___ Source material

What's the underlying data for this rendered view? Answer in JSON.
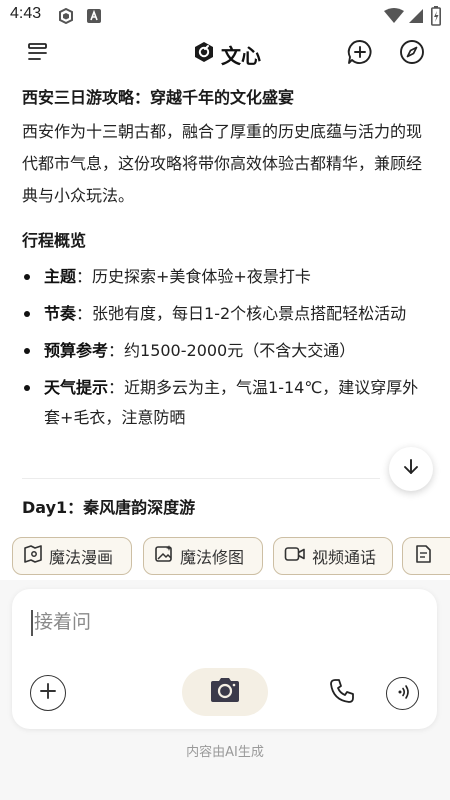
{
  "status_bar": {
    "time": "4:43"
  },
  "header": {
    "brand_name": "文心",
    "menu_icon": "menu-icon",
    "new_chat_icon": "new-chat-icon",
    "discover_icon": "compass-icon"
  },
  "article": {
    "title": "西安三日游攻略：穿越千年的文化盛宴",
    "intro": "西安作为十三朝古都，融合了厚重的历史底蕴与活力的现代都市气息，这份攻略将带你高效体验古都精华，兼顾经典与小众玩法。",
    "overview_heading": "行程概览",
    "bullets": [
      {
        "label": "主题",
        "text": "：历史探索+美食体验+夜景打卡"
      },
      {
        "label": "节奏",
        "text": "：张弛有度，每日1-2个核心景点搭配轻松活动"
      },
      {
        "label": "预算参考",
        "text": "：约1500-2000元（不含大交通）"
      },
      {
        "label": "天气提示",
        "text": "：近期多云为主，气温1-14℃，建议穿厚外套+毛衣，注意防晒"
      }
    ],
    "day1_heading": "Day1：秦风唐韵深度游"
  },
  "chips": [
    {
      "label": "魔法漫画",
      "icon": "comic-book-icon"
    },
    {
      "label": "魔法修图",
      "icon": "image-edit-icon"
    },
    {
      "label": "视频通话",
      "icon": "video-camera-icon"
    },
    {
      "label": "",
      "icon": "document-icon"
    }
  ],
  "composer": {
    "placeholder": "接着问",
    "footer_note": "内容由AI生成"
  },
  "colors": {
    "chip_border": "#cdbfa4",
    "chip_bg": "#faf7f0",
    "camera_bg": "#f4efe4",
    "camera_icon": "#3b3a4a"
  }
}
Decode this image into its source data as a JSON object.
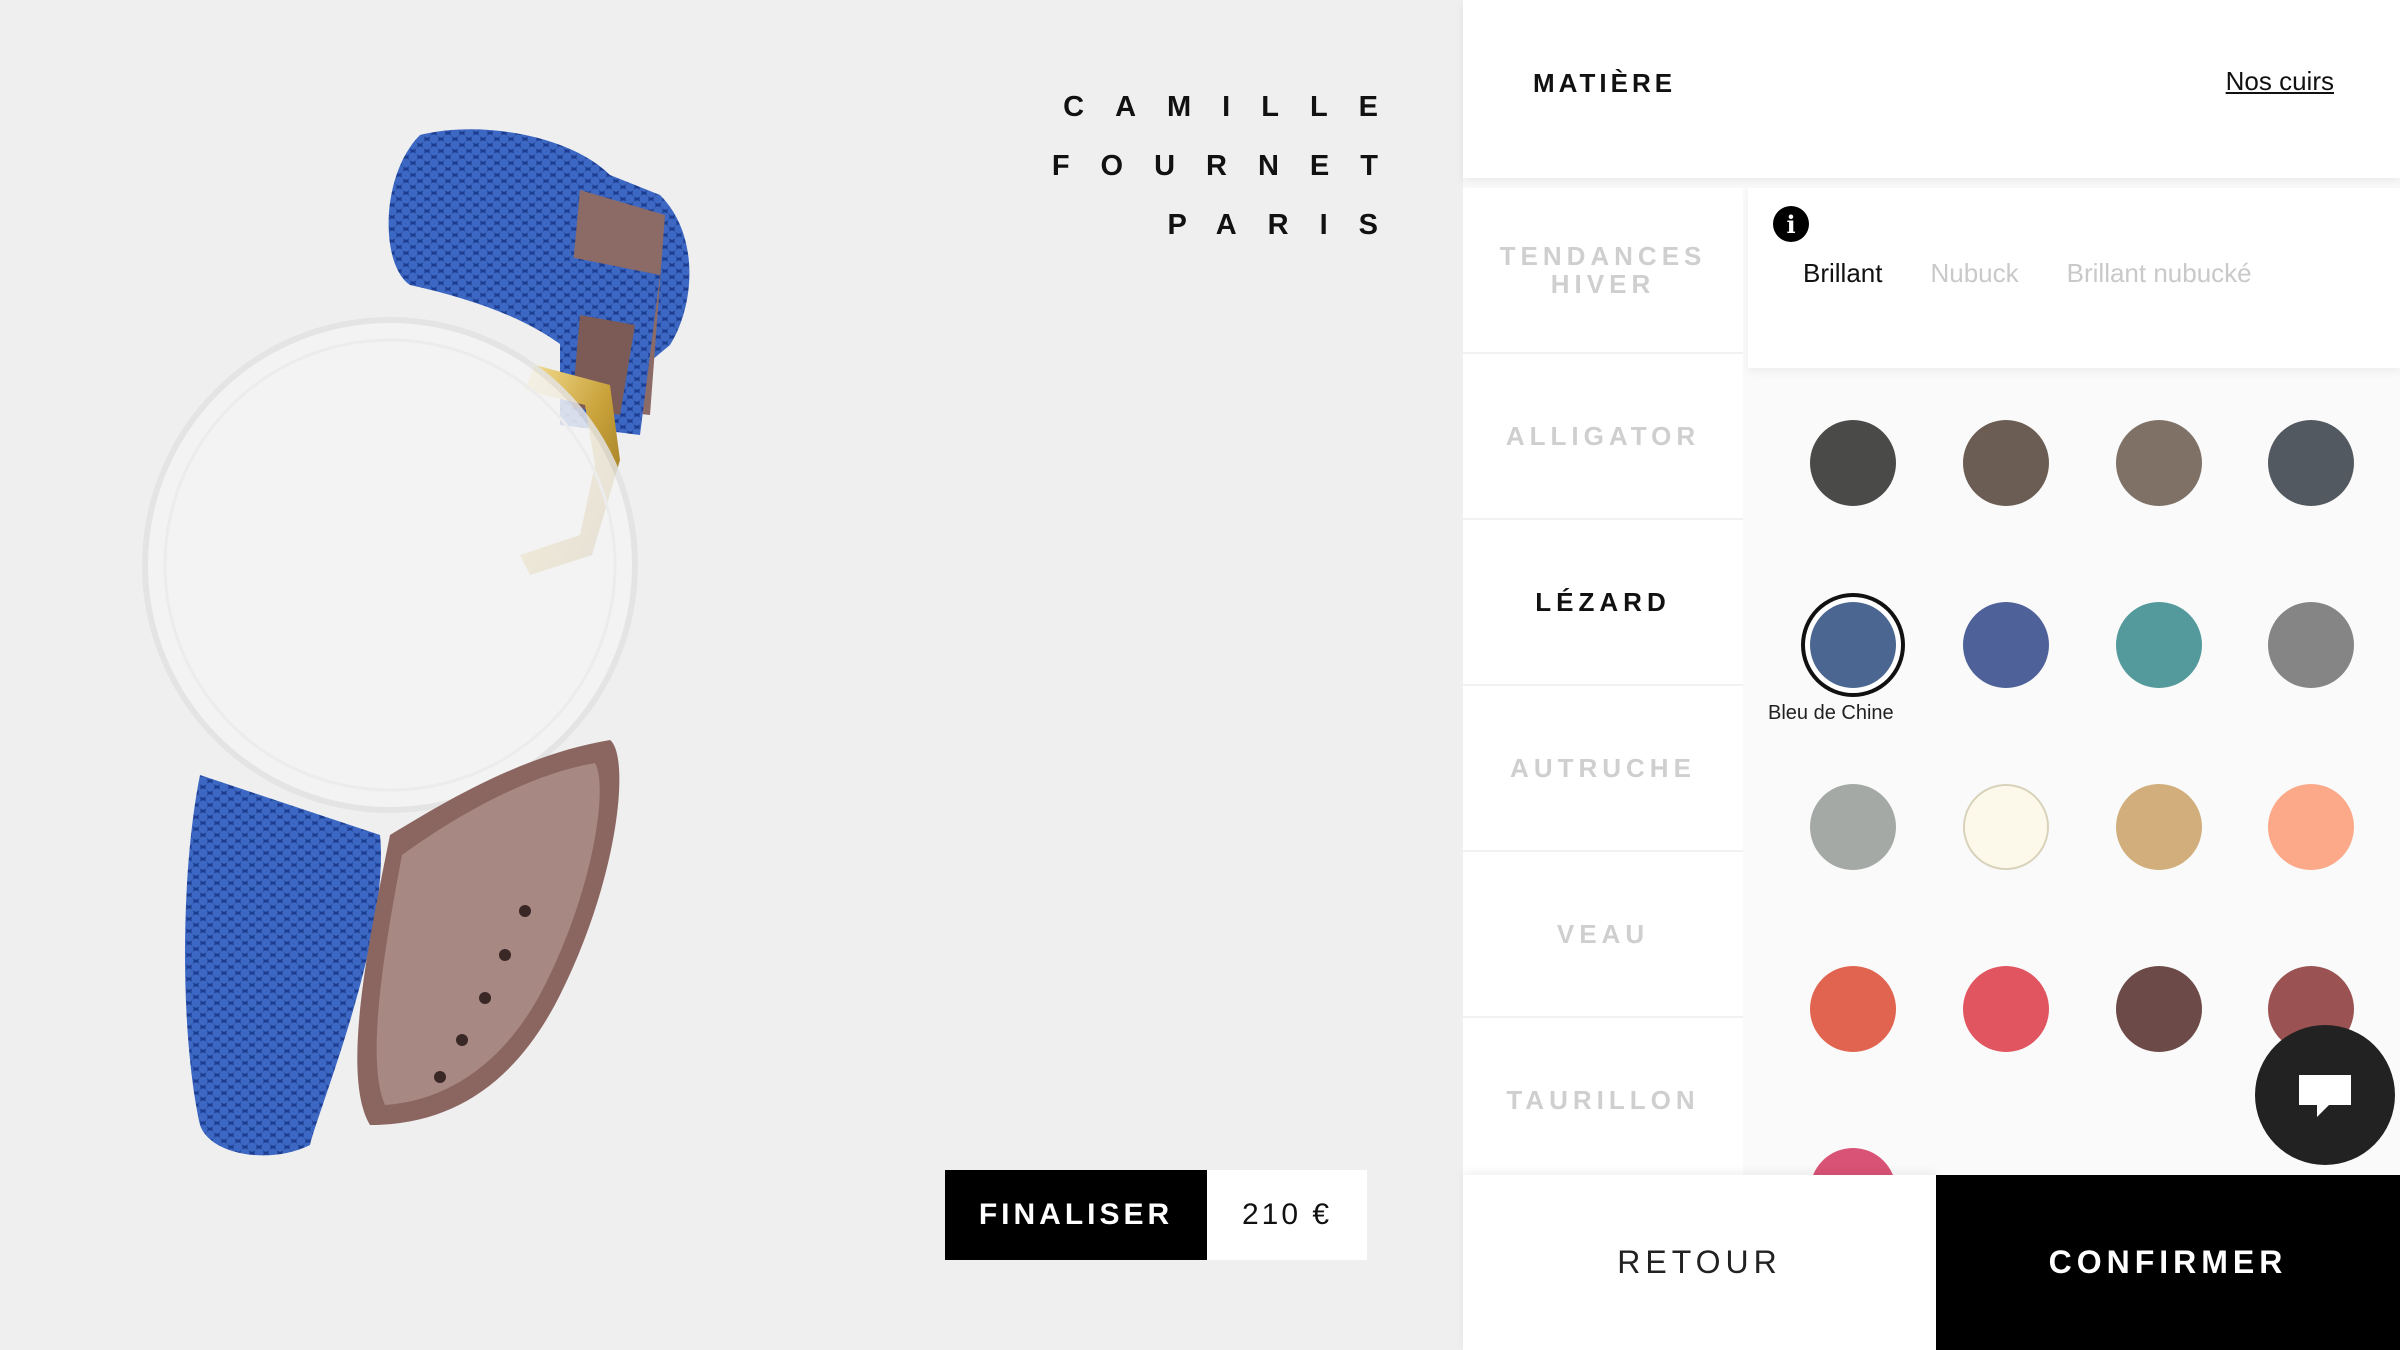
{
  "brand": {
    "line1": "CAMILLE",
    "line2": "FOURNET",
    "line3": "PARIS"
  },
  "finalize": {
    "label": "FINALISER",
    "price": "210 €"
  },
  "panel": {
    "title": "MATIÈRE",
    "link": "Nos cuirs",
    "categories": [
      {
        "label": "TENDANCES HIVER",
        "active": false
      },
      {
        "label": "ALLIGATOR",
        "active": false
      },
      {
        "label": "LÉZARD",
        "active": true
      },
      {
        "label": "AUTRUCHE",
        "active": false
      },
      {
        "label": "VEAU",
        "active": false
      },
      {
        "label": "TAURILLON",
        "active": false
      }
    ],
    "info_icon": "i",
    "finishes": [
      {
        "label": "Brillant",
        "active": true
      },
      {
        "label": "Nubuck",
        "active": false
      },
      {
        "label": "Brillant nubucké",
        "active": false
      }
    ],
    "selected_color_name": "Bleu de Chine",
    "swatch_colors": [
      "#4a4a48",
      "#6b5d53",
      "#7f7166",
      "#535961",
      "#4b6690",
      "#4e6299",
      "#549a9c",
      "#858585",
      "#a4a9a6",
      "#fdf9ea",
      "#d1ae7b",
      "#fca98a",
      "#e06450",
      "#e05560",
      "#6c4a47",
      "#9b5252",
      "#d95377"
    ],
    "selected_index": 4
  },
  "footer": {
    "back": "RETOUR",
    "confirm": "CONFIRMER"
  }
}
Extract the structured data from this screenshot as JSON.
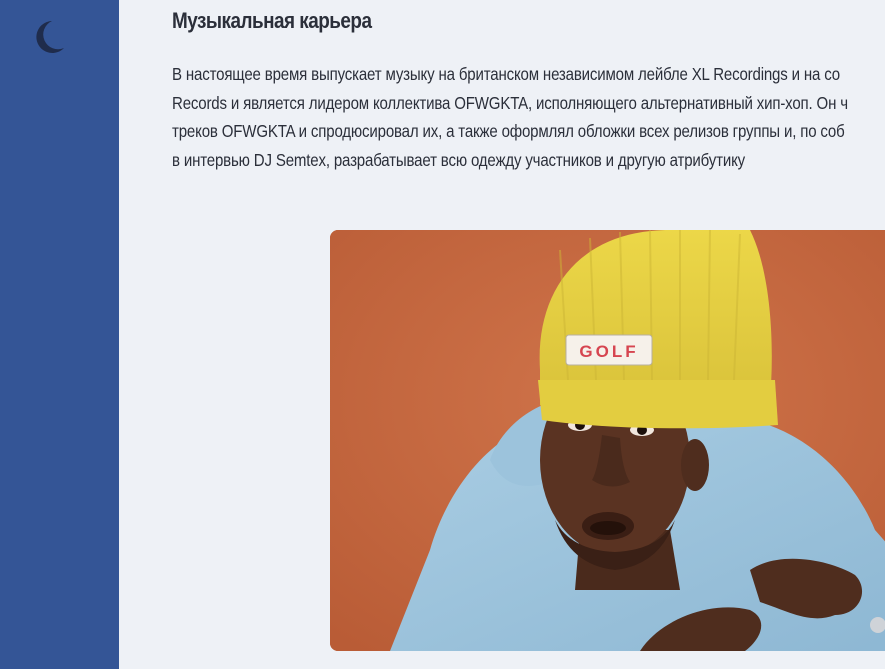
{
  "sidebar": {
    "theme_toggle_icon": "moon-icon",
    "background": "#345596",
    "icon_color": "#1f2c4c"
  },
  "article": {
    "title": "Музыкальная карьера",
    "paragraph_lines": [
      "В настоящее время выпускает музыку на британском независимом лейбле XL Recordings и на со",
      "Records и является лидером коллектива OFWGKTA, исполняющего альтернативный хип-хоп. Он ч",
      "треков OFWGKTA и спродюсировал их, а также оформлял обложки всех релизов группы и, по соб",
      "в интервью DJ Semtex, разрабатывает всю одежду участников и другую атрибутику"
    ],
    "text_color": "#2b2f3a"
  },
  "photo": {
    "hat_label": "GOLF",
    "background": "#c5673e"
  },
  "page": {
    "background": "#eef1f6"
  }
}
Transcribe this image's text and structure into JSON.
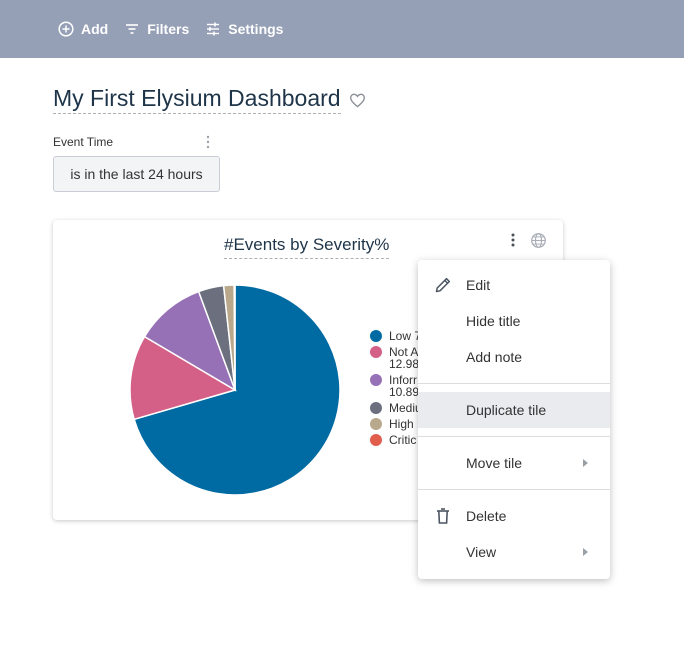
{
  "toolbar": {
    "add_label": "Add",
    "filters_label": "Filters",
    "settings_label": "Settings"
  },
  "dashboard": {
    "title": "My First Elysium Dashboard"
  },
  "filter": {
    "label": "Event Time",
    "value": "is in the last 24 hours"
  },
  "tile": {
    "title": "#Events by Severity%",
    "legend": [
      {
        "line1": "Low 7",
        "line2": ""
      },
      {
        "line1": "Not A",
        "line2": "12.98"
      },
      {
        "line1": "Inforr",
        "line2": "10.89"
      },
      {
        "line1": "Mediu",
        "line2": ""
      },
      {
        "line1": "High",
        "line2": ""
      },
      {
        "line1": "Critic",
        "line2": ""
      }
    ]
  },
  "menu": {
    "edit": "Edit",
    "hide_title": "Hide title",
    "add_note": "Add note",
    "duplicate_tile": "Duplicate tile",
    "move_tile": "Move tile",
    "delete": "Delete",
    "view": "View"
  },
  "chart_data": {
    "type": "pie",
    "categories": [
      "Low",
      "Not Assigned",
      "Informational",
      "Medium",
      "High",
      "Critical"
    ],
    "values": [
      70.5,
      12.98,
      10.89,
      3.9,
      1.6,
      0.13
    ],
    "colors": [
      "#006aa3",
      "#d45f87",
      "#9671b6",
      "#6c6f7d",
      "#b9a88c",
      "#e05e4b"
    ]
  }
}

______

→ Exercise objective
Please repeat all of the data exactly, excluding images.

→ Answer section
What's the underlying data for this rendered view? Answer in JSON.
{
  "status_bar": {
    "time": "4:43"
  },
  "header": {
    "brand_name": "文心",
    "menu_icon": "menu-icon",
    "new_chat_icon": "new-chat-icon",
    "discover_icon": "compass-icon"
  },
  "article": {
    "title": "西安三日游攻略：穿越千年的文化盛宴",
    "intro": "西安作为十三朝古都，融合了厚重的历史底蕴与活力的现代都市气息，这份攻略将带你高效体验古都精华，兼顾经典与小众玩法。",
    "overview_heading": "行程概览",
    "bullets": [
      {
        "label": "主题",
        "text": "：历史探索+美食体验+夜景打卡"
      },
      {
        "label": "节奏",
        "text": "：张弛有度，每日1-2个核心景点搭配轻松活动"
      },
      {
        "label": "预算参考",
        "text": "：约1500-2000元（不含大交通）"
      },
      {
        "label": "天气提示",
        "text": "：近期多云为主，气温1-14℃，建议穿厚外套+毛衣，注意防晒"
      }
    ],
    "day1_heading": "Day1：秦风唐韵深度游"
  },
  "chips": [
    {
      "label": "魔法漫画",
      "icon": "comic-book-icon"
    },
    {
      "label": "魔法修图",
      "icon": "image-edit-icon"
    },
    {
      "label": "视频通话",
      "icon": "video-camera-icon"
    },
    {
      "label": "",
      "icon": "document-icon"
    }
  ],
  "composer": {
    "placeholder": "接着问",
    "footer_note": "内容由AI生成"
  },
  "colors": {
    "chip_border": "#cdbfa4",
    "chip_bg": "#faf7f0",
    "camera_bg": "#f4efe4",
    "camera_icon": "#3b3a4a"
  }
}
Decode this image into its source data as a JSON object.
{
  "brand": {
    "line1": "CAMILLE",
    "line2": "FOURNET",
    "line3": "PARIS"
  },
  "finalize": {
    "label": "FINALISER",
    "price": "210 €"
  },
  "panel": {
    "title": "MATIÈRE",
    "link": "Nos cuirs",
    "categories": [
      {
        "label": "TENDANCES HIVER",
        "active": false
      },
      {
        "label": "ALLIGATOR",
        "active": false
      },
      {
        "label": "LÉZARD",
        "active": true
      },
      {
        "label": "AUTRUCHE",
        "active": false
      },
      {
        "label": "VEAU",
        "active": false
      },
      {
        "label": "TAURILLON",
        "active": false
      }
    ],
    "info_icon": "i",
    "finishes": [
      {
        "label": "Brillant",
        "active": true
      },
      {
        "label": "Nubuck",
        "active": false
      },
      {
        "label": "Brillant nubucké",
        "active": false
      }
    ],
    "selected_color_name": "Bleu de Chine",
    "swatch_colors": [
      "#4a4a48",
      "#6b5d53",
      "#7f7166",
      "#535961",
      "#4b6690",
      "#4e6299",
      "#549a9c",
      "#858585",
      "#a4a9a6",
      "#fdf9ea",
      "#d1ae7b",
      "#fca98a",
      "#e06450",
      "#e05560",
      "#6c4a47",
      "#9b5252",
      "#d95377"
    ],
    "selected_index": 4
  },
  "footer": {
    "back": "RETOUR",
    "confirm": "CONFIRMER"
  }
}
Extract the structured data from this screenshot as JSON.
{
  "sidebar": {
    "theme_toggle_icon": "moon-icon",
    "background": "#345596",
    "icon_color": "#1f2c4c"
  },
  "article": {
    "title": "Музыкальная карьера",
    "paragraph_lines": [
      "В настоящее время выпускает музыку на британском независимом лейбле XL Recordings и на со",
      "Records и является лидером коллектива OFWGKTA, исполняющего альтернативный хип-хоп. Он ч",
      "треков OFWGKTA и спродюсировал их, а также оформлял обложки всех релизов группы и, по соб",
      "в интервью DJ Semtex, разрабатывает всю одежду участников и другую атрибутику"
    ],
    "text_color": "#2b2f3a"
  },
  "photo": {
    "hat_label": "GOLF",
    "background": "#c5673e"
  },
  "page": {
    "background": "#eef1f6"
  }
}
Transcribe this image's text and structure into JSON.
{
  "toolbar": {
    "add_label": "Add",
    "filters_label": "Filters",
    "settings_label": "Settings"
  },
  "dashboard": {
    "title": "My First Elysium Dashboard"
  },
  "filter": {
    "label": "Event Time",
    "value": "is in the last 24 hours"
  },
  "tile": {
    "title": "#Events by Severity%",
    "legend": [
      {
        "line1": "Low 7",
        "line2": ""
      },
      {
        "line1": "Not A",
        "line2": "12.98"
      },
      {
        "line1": "Inforr",
        "line2": "10.89"
      },
      {
        "line1": "Mediu",
        "line2": ""
      },
      {
        "line1": "High",
        "line2": ""
      },
      {
        "line1": "Critic",
        "line2": ""
      }
    ]
  },
  "menu": {
    "edit": "Edit",
    "hide_title": "Hide title",
    "add_note": "Add note",
    "duplicate_tile": "Duplicate tile",
    "move_tile": "Move tile",
    "delete": "Delete",
    "view": "View"
  },
  "chart_data": {
    "type": "pie",
    "categories": [
      "Low",
      "Not Assigned",
      "Informational",
      "Medium",
      "High",
      "Critical"
    ],
    "values": [
      70.5,
      12.98,
      10.89,
      3.9,
      1.6,
      0.13
    ],
    "colors": [
      "#006aa3",
      "#d45f87",
      "#9671b6",
      "#6c6f7d",
      "#b9a88c",
      "#e05e4b"
    ]
  }
}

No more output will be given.